§ Task details:
Give each line of the records again exactly and omit every picture.

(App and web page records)
* * * * *

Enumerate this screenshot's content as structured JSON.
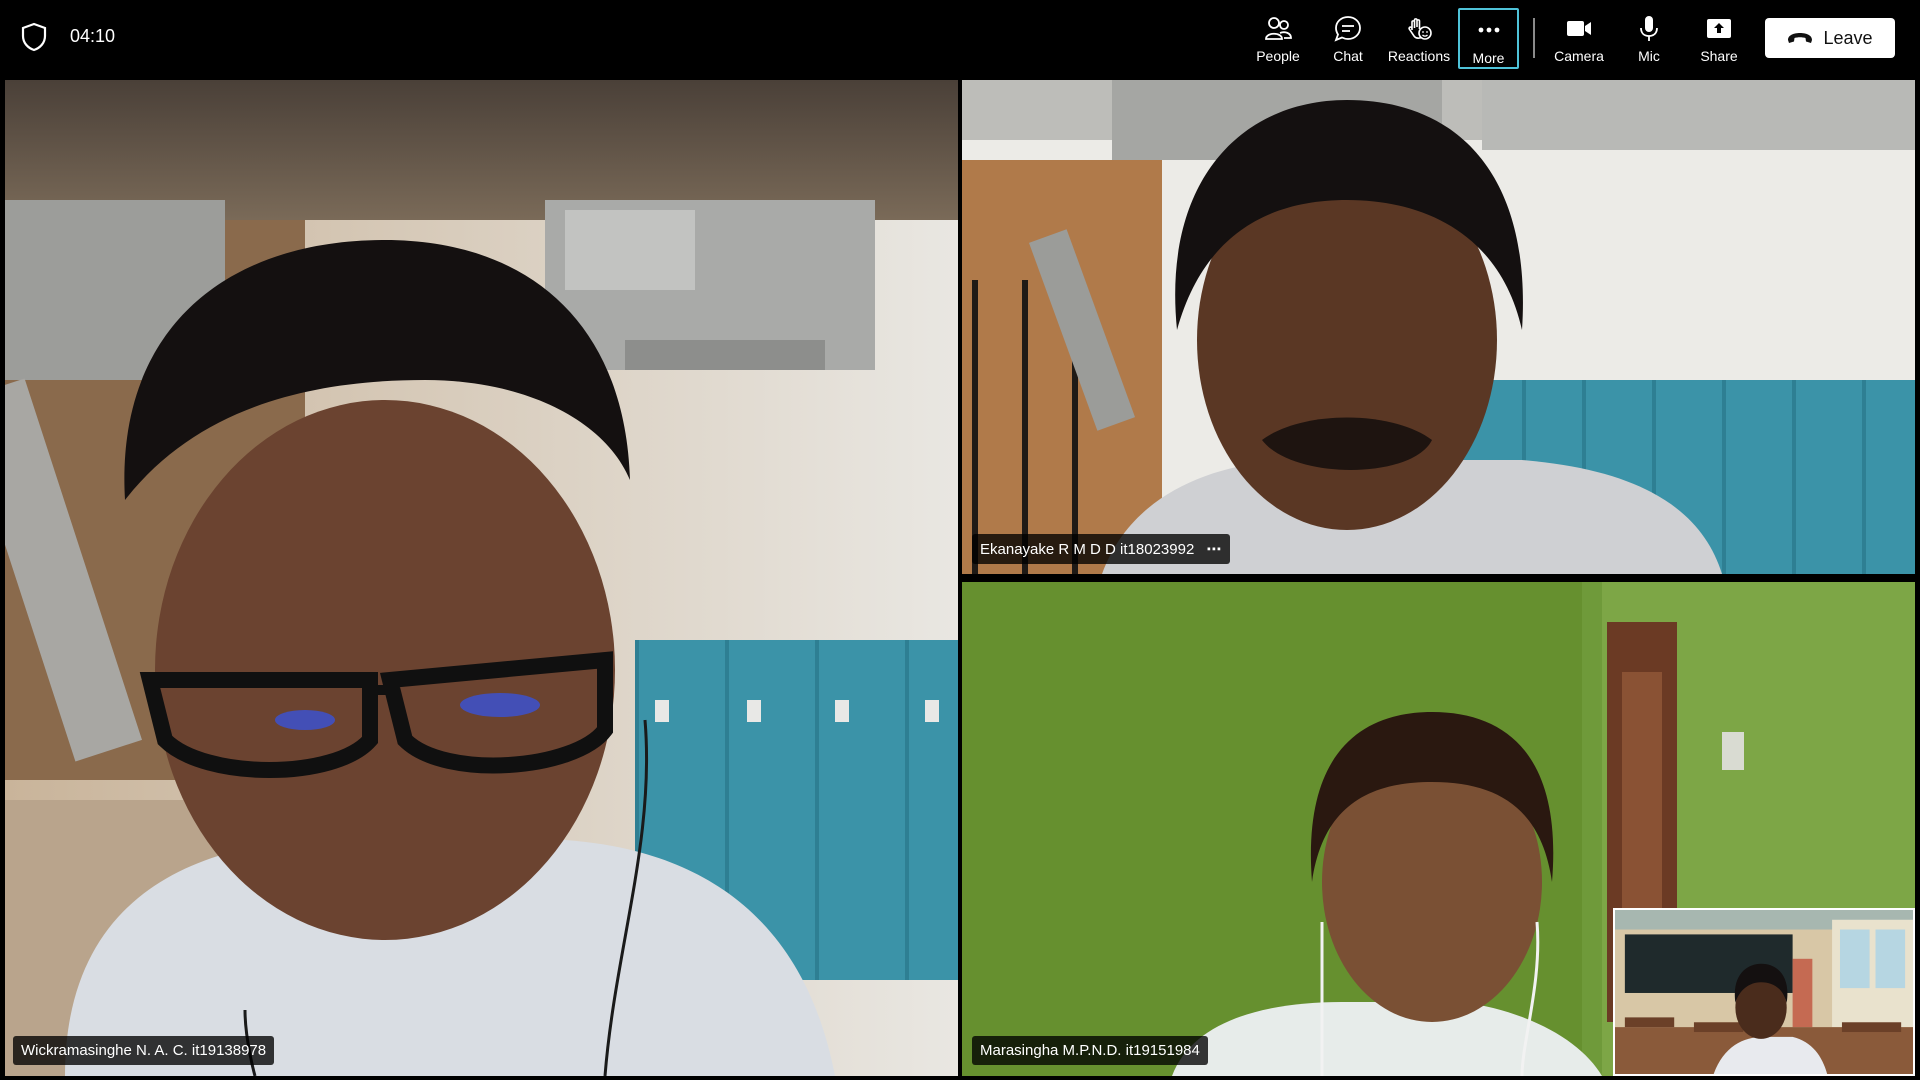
{
  "call": {
    "timer": "04:10"
  },
  "controls": [
    {
      "label": "People",
      "icon": "people-icon"
    },
    {
      "label": "Chat",
      "icon": "chat-icon"
    },
    {
      "label": "Reactions",
      "icon": "reactions-icon"
    },
    {
      "label": "More",
      "icon": "more-icon",
      "active": true
    },
    {
      "label": "Camera",
      "icon": "camera-icon"
    },
    {
      "label": "Mic",
      "icon": "mic-icon"
    },
    {
      "label": "Share",
      "icon": "share-icon"
    }
  ],
  "leave": {
    "label": "Leave",
    "icon": "hangup-icon"
  },
  "participants": [
    {
      "name": "Wickramasinghe N. A. C. it19138978"
    },
    {
      "name": "Ekanayake R M D D it18023992",
      "more": "⋯"
    },
    {
      "name": "Marasingha M.P.N.D. it19151984"
    }
  ],
  "colors": {
    "active_border": "#4fc3d9",
    "leave_bg": "#ffffff",
    "locker_blue": "#3b93a8",
    "wall_green": "#6f9a3a"
  }
}
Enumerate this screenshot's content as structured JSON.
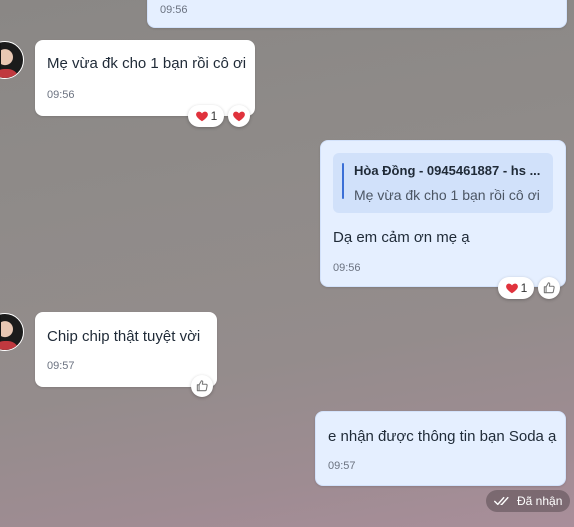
{
  "messages": [
    {
      "text": "",
      "time": "09:56"
    },
    {
      "text": "Mẹ vừa đk cho 1 bạn rồi cô ơi",
      "time": "09:56",
      "reaction_count": "1"
    },
    {
      "quote_title": "Hòa Đồng - 0945461887 - hs ...",
      "quote_text": "Mẹ vừa đk cho 1 bạn rồi cô ơi",
      "text": "Dạ em cảm ơn mẹ ạ",
      "time": "09:56",
      "reaction_count": "1"
    },
    {
      "text": "Chip chip thật tuyệt vời",
      "time": "09:57"
    },
    {
      "text": "e nhận được thông tin bạn Soda ạ",
      "time": "09:57"
    }
  ],
  "status": {
    "label": "Đã nhận"
  },
  "colors": {
    "heart": "#e0323c",
    "sent_bubble": "#e5efff",
    "quote_bar": "#3b6fd6"
  },
  "icons": [
    "heart-icon",
    "like-icon",
    "double-check-icon",
    "avatar"
  ]
}
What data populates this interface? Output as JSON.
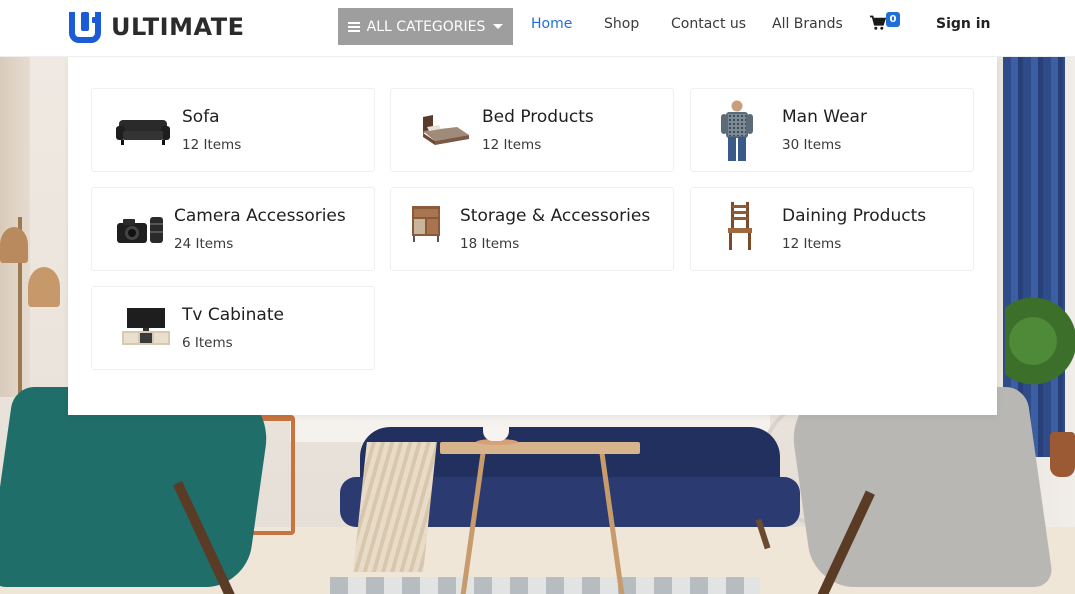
{
  "brand": {
    "name": "ULTIMATE",
    "accent_color": "#1c5bd6"
  },
  "nav": {
    "categories_button": "ALL CATEGORIES",
    "links": [
      {
        "label": "Home",
        "active": true
      },
      {
        "label": "Shop",
        "active": false
      },
      {
        "label": "Contact us",
        "active": false
      },
      {
        "label": "All Brands",
        "active": false
      }
    ],
    "cart_count": "0",
    "sign_in": "Sign in"
  },
  "categories": [
    {
      "name": "Sofa",
      "count": "12 Items",
      "icon": "sofa-icon"
    },
    {
      "name": "Bed Products",
      "count": "12 Items",
      "icon": "bed-icon"
    },
    {
      "name": "Man Wear",
      "count": "30 Items",
      "icon": "man-wear-icon"
    },
    {
      "name": "Camera Accessories",
      "count": "24 Items",
      "icon": "camera-icon"
    },
    {
      "name": "Storage & Accessories",
      "count": "18 Items",
      "icon": "storage-icon"
    },
    {
      "name": "Daining Products",
      "count": "12 Items",
      "icon": "chair-icon"
    },
    {
      "name": "Tv Cabinate",
      "count": "6 Items",
      "icon": "tv-cabinet-icon"
    }
  ]
}
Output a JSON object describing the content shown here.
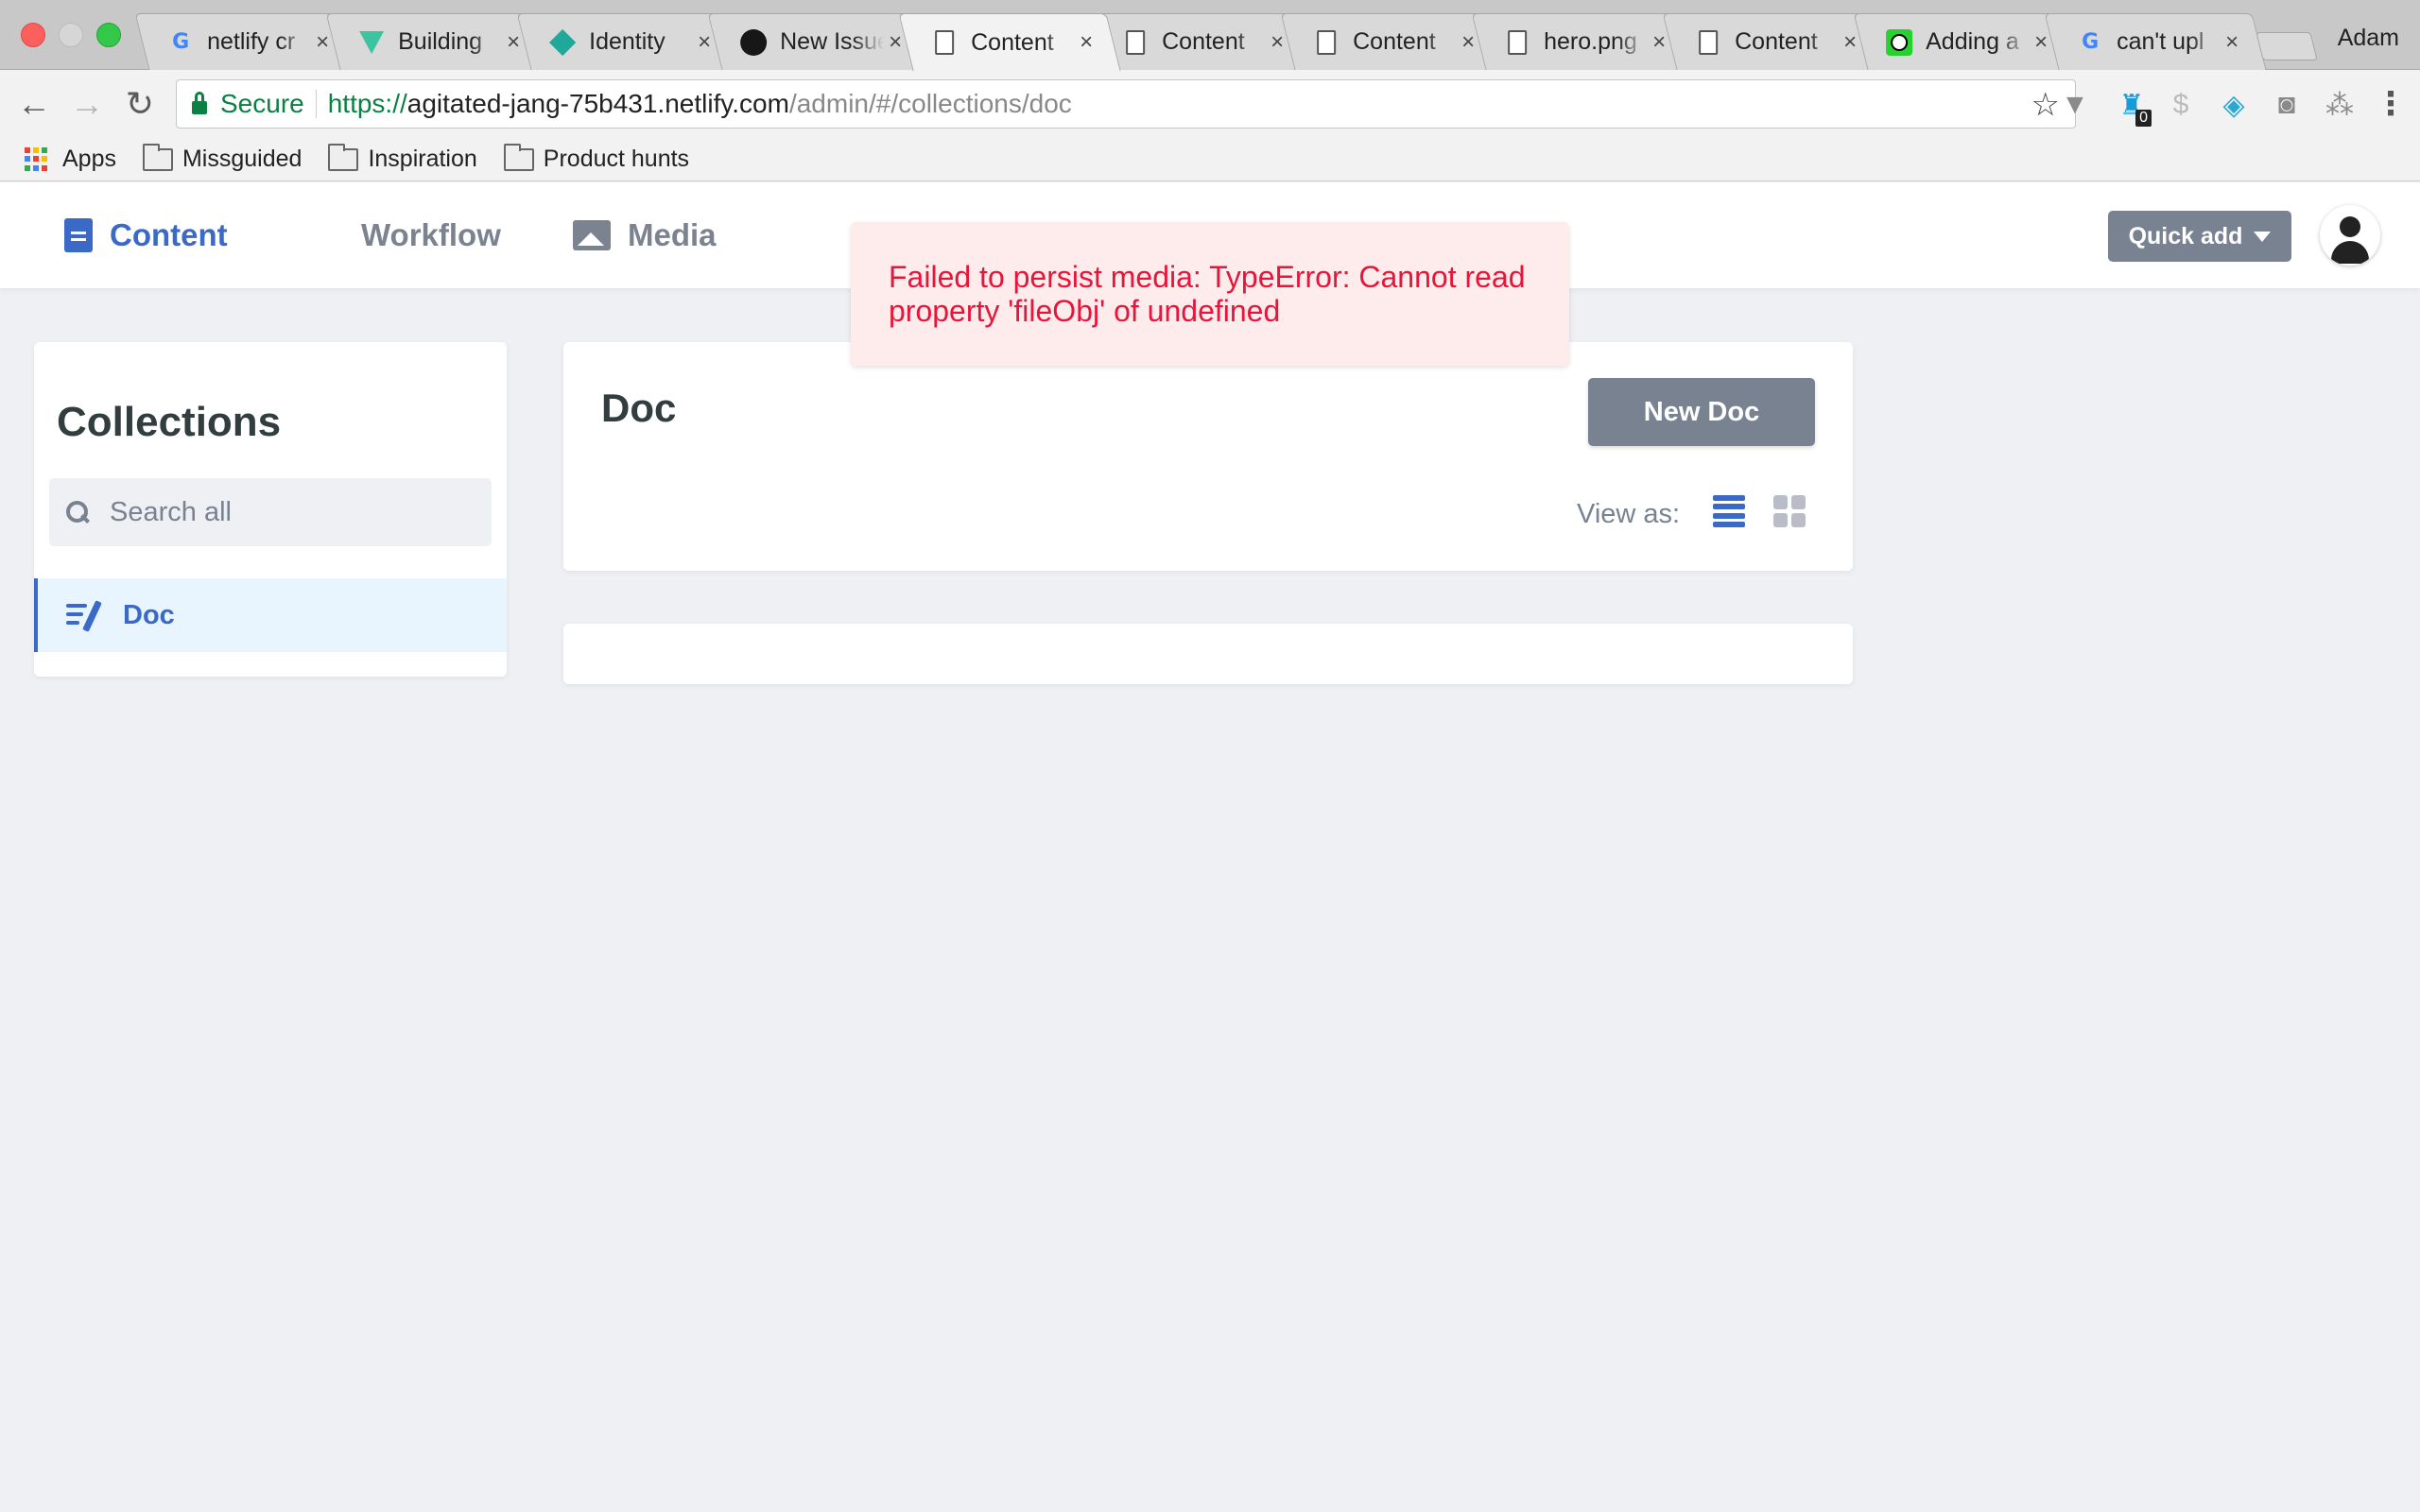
{
  "browser": {
    "tabs": [
      {
        "title": "netlify cr",
        "favicon": "google-icon",
        "active": false
      },
      {
        "title": "Building",
        "favicon": "vue-icon",
        "active": false
      },
      {
        "title": "Identity",
        "favicon": "netlify-icon",
        "active": false
      },
      {
        "title": "New Issue",
        "favicon": "github-icon",
        "active": false
      },
      {
        "title": "Content",
        "favicon": "page-icon",
        "active": true
      },
      {
        "title": "Content",
        "favicon": "page-icon",
        "active": false
      },
      {
        "title": "Content",
        "favicon": "page-icon",
        "active": false
      },
      {
        "title": "hero.png",
        "favicon": "page-icon",
        "active": false
      },
      {
        "title": "Content",
        "favicon": "page-icon",
        "active": false
      },
      {
        "title": "Adding a",
        "favicon": "clock-icon",
        "active": false
      },
      {
        "title": "can't upl",
        "favicon": "google-icon",
        "active": false
      }
    ],
    "profile_name": "Adam",
    "secure_label": "Secure",
    "url": {
      "scheme": "https://",
      "host": "agitated-jang-75b431.netlify.com",
      "path": "/admin/#/collections/doc"
    },
    "extension_badge": "0",
    "bookmarks": [
      {
        "label": "Apps",
        "icon": "apps-icon"
      },
      {
        "label": "Missguided",
        "icon": "folder-icon"
      },
      {
        "label": "Inspiration",
        "icon": "folder-icon"
      },
      {
        "label": "Product hunts",
        "icon": "folder-icon"
      }
    ]
  },
  "app": {
    "nav": {
      "content": "Content",
      "workflow": "Workflow",
      "media": "Media"
    },
    "quick_add": "Quick add",
    "toast": {
      "message": "Failed to persist media: TypeError: Cannot read property 'fileObj' of undefined",
      "color": "#e8153b"
    },
    "sidebar": {
      "title": "Collections",
      "search_placeholder": "Search all",
      "items": [
        {
          "label": "Doc"
        }
      ]
    },
    "main": {
      "title": "Doc",
      "new_button": "New Doc",
      "view_as": "View as:"
    },
    "colors": {
      "accent": "#3a69c7",
      "button_gray": "#798291",
      "background": "#eff0f4"
    }
  }
}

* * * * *

§ Response to this task:
Enumerate this screenshot's content as structured JSON.
{
  "call": {
    "timer": "04:10"
  },
  "controls": [
    {
      "label": "People",
      "icon": "people-icon"
    },
    {
      "label": "Chat",
      "icon": "chat-icon"
    },
    {
      "label": "Reactions",
      "icon": "reactions-icon"
    },
    {
      "label": "More",
      "icon": "more-icon",
      "active": true
    },
    {
      "label": "Camera",
      "icon": "camera-icon"
    },
    {
      "label": "Mic",
      "icon": "mic-icon"
    },
    {
      "label": "Share",
      "icon": "share-icon"
    }
  ],
  "leave": {
    "label": "Leave",
    "icon": "hangup-icon"
  },
  "participants": [
    {
      "name": "Wickramasinghe N. A. C. it19138978"
    },
    {
      "name": "Ekanayake R M D D it18023992",
      "more": "⋯"
    },
    {
      "name": "Marasingha M.P.N.D. it19151984"
    }
  ],
  "colors": {
    "active_border": "#4fc3d9",
    "leave_bg": "#ffffff",
    "locker_blue": "#3b93a8",
    "wall_green": "#6f9a3a"
  }
}
Enumerate this screenshot's content as structured JSON.
{
  "messages": [
    {
      "text": "",
      "time": "09:56"
    },
    {
      "text": "Mẹ vừa đk cho 1 bạn rồi cô ơi",
      "time": "09:56",
      "reaction_count": "1"
    },
    {
      "quote_title": "Hòa Đồng - 0945461887 - hs ...",
      "quote_text": "Mẹ vừa đk cho 1 bạn rồi cô ơi",
      "text": "Dạ em cảm ơn mẹ ạ",
      "time": "09:56",
      "reaction_count": "1"
    },
    {
      "text": "Chip chip thật tuyệt vời",
      "time": "09:57"
    },
    {
      "text": "e nhận được thông tin bạn Soda ạ",
      "time": "09:57"
    }
  ],
  "status": {
    "label": "Đã nhận"
  },
  "colors": {
    "heart": "#e0323c",
    "sent_bubble": "#e5efff",
    "quote_bar": "#3b6fd6"
  },
  "icons": [
    "heart-icon",
    "like-icon",
    "double-check-icon",
    "avatar"
  ]
}
What data populates this interface? Output as JSON.
{
  "brand": {
    "name": "ULTIMATE",
    "accent_color": "#1c5bd6"
  },
  "nav": {
    "categories_button": "ALL CATEGORIES",
    "links": [
      {
        "label": "Home",
        "active": true
      },
      {
        "label": "Shop",
        "active": false
      },
      {
        "label": "Contact us",
        "active": false
      },
      {
        "label": "All Brands",
        "active": false
      }
    ],
    "cart_count": "0",
    "sign_in": "Sign in"
  },
  "categories": [
    {
      "name": "Sofa",
      "count": "12 Items",
      "icon": "sofa-icon"
    },
    {
      "name": "Bed Products",
      "count": "12 Items",
      "icon": "bed-icon"
    },
    {
      "name": "Man Wear",
      "count": "30 Items",
      "icon": "man-wear-icon"
    },
    {
      "name": "Camera Accessories",
      "count": "24 Items",
      "icon": "camera-icon"
    },
    {
      "name": "Storage & Accessories",
      "count": "18 Items",
      "icon": "storage-icon"
    },
    {
      "name": "Daining Products",
      "count": "12 Items",
      "icon": "chair-icon"
    },
    {
      "name": "Tv Cabinate",
      "count": "6 Items",
      "icon": "tv-cabinet-icon"
    }
  ]
}
Output a JSON object describing the content shown here.
{
  "browser": {
    "tabs": [
      {
        "title": "netlify cr",
        "favicon": "google-icon",
        "active": false
      },
      {
        "title": "Building",
        "favicon": "vue-icon",
        "active": false
      },
      {
        "title": "Identity",
        "favicon": "netlify-icon",
        "active": false
      },
      {
        "title": "New Issue",
        "favicon": "github-icon",
        "active": false
      },
      {
        "title": "Content",
        "favicon": "page-icon",
        "active": true
      },
      {
        "title": "Content",
        "favicon": "page-icon",
        "active": false
      },
      {
        "title": "Content",
        "favicon": "page-icon",
        "active": false
      },
      {
        "title": "hero.png",
        "favicon": "page-icon",
        "active": false
      },
      {
        "title": "Content",
        "favicon": "page-icon",
        "active": false
      },
      {
        "title": "Adding a",
        "favicon": "clock-icon",
        "active": false
      },
      {
        "title": "can't upl",
        "favicon": "google-icon",
        "active": false
      }
    ],
    "profile_name": "Adam",
    "secure_label": "Secure",
    "url": {
      "scheme": "https://",
      "host": "agitated-jang-75b431.netlify.com",
      "path": "/admin/#/collections/doc"
    },
    "extension_badge": "0",
    "bookmarks": [
      {
        "label": "Apps",
        "icon": "apps-icon"
      },
      {
        "label": "Missguided",
        "icon": "folder-icon"
      },
      {
        "label": "Inspiration",
        "icon": "folder-icon"
      },
      {
        "label": "Product hunts",
        "icon": "folder-icon"
      }
    ]
  },
  "app": {
    "nav": {
      "content": "Content",
      "workflow": "Workflow",
      "media": "Media"
    },
    "quick_add": "Quick add",
    "toast": {
      "message": "Failed to persist media: TypeError: Cannot read property 'fileObj' of undefined",
      "color": "#e8153b"
    },
    "sidebar": {
      "title": "Collections",
      "search_placeholder": "Search all",
      "items": [
        {
          "label": "Doc"
        }
      ]
    },
    "main": {
      "title": "Doc",
      "new_button": "New Doc",
      "view_as": "View as:"
    },
    "colors": {
      "accent": "#3a69c7",
      "button_gray": "#798291",
      "background": "#eff0f4"
    }
  }
}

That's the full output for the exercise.